>>

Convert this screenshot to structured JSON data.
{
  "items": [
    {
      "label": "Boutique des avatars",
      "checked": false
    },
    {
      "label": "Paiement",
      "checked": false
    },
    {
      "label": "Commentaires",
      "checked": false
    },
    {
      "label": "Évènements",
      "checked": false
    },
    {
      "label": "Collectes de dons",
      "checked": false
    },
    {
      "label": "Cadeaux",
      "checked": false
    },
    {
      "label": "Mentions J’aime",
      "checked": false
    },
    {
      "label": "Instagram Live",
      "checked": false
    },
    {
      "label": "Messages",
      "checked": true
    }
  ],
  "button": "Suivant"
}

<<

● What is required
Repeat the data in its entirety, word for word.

● Final answer
Convert this screenshot to structured JSON data.
{
  "items": [
    {
      "label": "Boutique des avatars",
      "checked": false
    },
    {
      "label": "Paiement",
      "checked": false
    },
    {
      "label": "Commentaires",
      "checked": false
    },
    {
      "label": "Évènements",
      "checked": false
    },
    {
      "label": "Collectes de dons",
      "checked": false
    },
    {
      "label": "Cadeaux",
      "checked": false
    },
    {
      "label": "Mentions J’aime",
      "checked": false
    },
    {
      "label": "Instagram Live",
      "checked": false
    },
    {
      "label": "Messages",
      "checked": true
    }
  ],
  "button": "Suivant"
}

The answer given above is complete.